> ASSIGNED TASK
Restate the entries word for word, leaving nothing out.

> DATA RECORDS
#####

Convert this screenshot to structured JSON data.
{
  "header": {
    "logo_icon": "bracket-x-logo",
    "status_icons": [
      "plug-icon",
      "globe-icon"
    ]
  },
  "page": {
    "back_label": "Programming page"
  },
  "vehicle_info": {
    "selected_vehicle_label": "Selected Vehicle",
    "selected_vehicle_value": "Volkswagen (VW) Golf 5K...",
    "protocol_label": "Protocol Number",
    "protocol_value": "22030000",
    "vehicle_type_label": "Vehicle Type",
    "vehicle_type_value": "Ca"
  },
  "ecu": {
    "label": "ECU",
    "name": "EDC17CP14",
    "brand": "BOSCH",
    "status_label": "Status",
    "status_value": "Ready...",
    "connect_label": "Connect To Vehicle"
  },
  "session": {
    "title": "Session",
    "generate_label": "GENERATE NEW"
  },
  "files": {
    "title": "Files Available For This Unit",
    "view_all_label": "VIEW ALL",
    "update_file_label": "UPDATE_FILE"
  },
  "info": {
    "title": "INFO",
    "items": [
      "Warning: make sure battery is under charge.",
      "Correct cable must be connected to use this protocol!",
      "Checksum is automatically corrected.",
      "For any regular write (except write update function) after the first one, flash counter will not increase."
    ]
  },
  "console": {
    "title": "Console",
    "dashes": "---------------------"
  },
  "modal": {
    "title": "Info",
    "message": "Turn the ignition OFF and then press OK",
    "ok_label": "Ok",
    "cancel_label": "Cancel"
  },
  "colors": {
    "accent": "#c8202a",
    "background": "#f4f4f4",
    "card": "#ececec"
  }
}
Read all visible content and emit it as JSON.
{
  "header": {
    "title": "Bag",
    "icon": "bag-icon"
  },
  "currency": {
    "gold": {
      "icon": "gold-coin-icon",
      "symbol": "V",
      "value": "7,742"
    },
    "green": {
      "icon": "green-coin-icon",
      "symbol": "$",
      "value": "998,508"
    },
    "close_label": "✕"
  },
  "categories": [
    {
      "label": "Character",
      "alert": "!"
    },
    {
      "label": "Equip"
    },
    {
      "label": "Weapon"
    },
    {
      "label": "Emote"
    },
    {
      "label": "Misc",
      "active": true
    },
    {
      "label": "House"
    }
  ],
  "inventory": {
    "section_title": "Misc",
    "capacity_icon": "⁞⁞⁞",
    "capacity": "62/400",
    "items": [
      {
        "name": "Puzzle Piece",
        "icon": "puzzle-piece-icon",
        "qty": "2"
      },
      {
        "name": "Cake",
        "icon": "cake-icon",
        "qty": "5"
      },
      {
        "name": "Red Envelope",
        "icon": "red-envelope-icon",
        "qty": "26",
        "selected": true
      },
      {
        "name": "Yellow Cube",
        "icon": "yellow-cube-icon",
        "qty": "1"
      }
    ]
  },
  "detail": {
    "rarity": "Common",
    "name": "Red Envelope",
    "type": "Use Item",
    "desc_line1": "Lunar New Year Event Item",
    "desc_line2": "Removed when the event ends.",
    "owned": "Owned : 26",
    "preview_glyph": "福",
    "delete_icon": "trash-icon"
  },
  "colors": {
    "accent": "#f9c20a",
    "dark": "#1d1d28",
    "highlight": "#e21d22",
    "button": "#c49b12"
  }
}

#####

> RESPONSE
Convert this screenshot to structured JSON data.
{
  "header": {
    "logo_icon": "bracket-x-logo",
    "status_icons": [
      "plug-icon",
      "globe-icon"
    ]
  },
  "page": {
    "back_label": "Programming page"
  },
  "vehicle_info": {
    "selected_vehicle_label": "Selected Vehicle",
    "selected_vehicle_value": "Volkswagen (VW) Golf 5K...",
    "protocol_label": "Protocol Number",
    "protocol_value": "22030000",
    "vehicle_type_label": "Vehicle Type",
    "vehicle_type_value": "Ca"
  },
  "ecu": {
    "label": "ECU",
    "name": "EDC17CP14",
    "brand": "BOSCH",
    "status_label": "Status",
    "status_value": "Ready...",
    "connect_label": "Connect To Vehicle"
  },
  "session": {
    "title": "Session",
    "generate_label": "GENERATE NEW"
  },
  "files": {
    "title": "Files Available For This Unit",
    "view_all_label": "VIEW ALL",
    "update_file_label": "UPDATE_FILE"
  },
  "info": {
    "title": "INFO",
    "items": [
      "Warning: make sure battery is under charge.",
      "Correct cable must be connected to use this protocol!",
      "Checksum is automatically corrected.",
      "For any regular write (except write update function) after the first one, flash counter will not increase."
    ]
  },
  "console": {
    "title": "Console",
    "dashes": "---------------------"
  },
  "modal": {
    "title": "Info",
    "message": "Turn the ignition OFF and then press OK",
    "ok_label": "Ok",
    "cancel_label": "Cancel"
  },
  "colors": {
    "accent": "#c8202a",
    "background": "#f4f4f4",
    "card": "#ececec"
  }
}
Read all visible content and emit it as JSON.
{
  "header": {
    "title": "Bag",
    "icon": "bag-icon"
  },
  "currency": {
    "gold": {
      "icon": "gold-coin-icon",
      "symbol": "V",
      "value": "7,742"
    },
    "green": {
      "icon": "green-coin-icon",
      "symbol": "$",
      "value": "998,508"
    },
    "close_label": "✕"
  },
  "categories": [
    {
      "label": "Character",
      "alert": "!"
    },
    {
      "label": "Equip"
    },
    {
      "label": "Weapon"
    },
    {
      "label": "Emote"
    },
    {
      "label": "Misc",
      "active": true
    },
    {
      "label": "House"
    }
  ],
  "inventory": {
    "section_title": "Misc",
    "capacity_icon": "⁞⁞⁞",
    "capacity": "62/400",
    "items": [
      {
        "name": "Puzzle Piece",
        "icon": "puzzle-piece-icon",
        "qty": "2"
      },
      {
        "name": "Cake",
        "icon": "cake-icon",
        "qty": "5"
      },
      {
        "name": "Red Envelope",
        "icon": "red-envelope-icon",
        "qty": "26",
        "selected": true
      },
      {
        "name": "Yellow Cube",
        "icon": "yellow-cube-icon",
        "qty": "1"
      }
    ]
  },
  "detail": {
    "rarity": "Common",
    "name": "Red Envelope",
    "type": "Use Item",
    "desc_line1": "Lunar New Year Event Item",
    "desc_line2": "Removed when the event ends.",
    "owned": "Owned : 26",
    "preview_glyph": "福",
    "delete_icon": "trash-icon"
  },
  "colors": {
    "accent": "#f9c20a",
    "dark": "#1d1d28",
    "highlight": "#e21d22",
    "button": "#c49b12"
  }
}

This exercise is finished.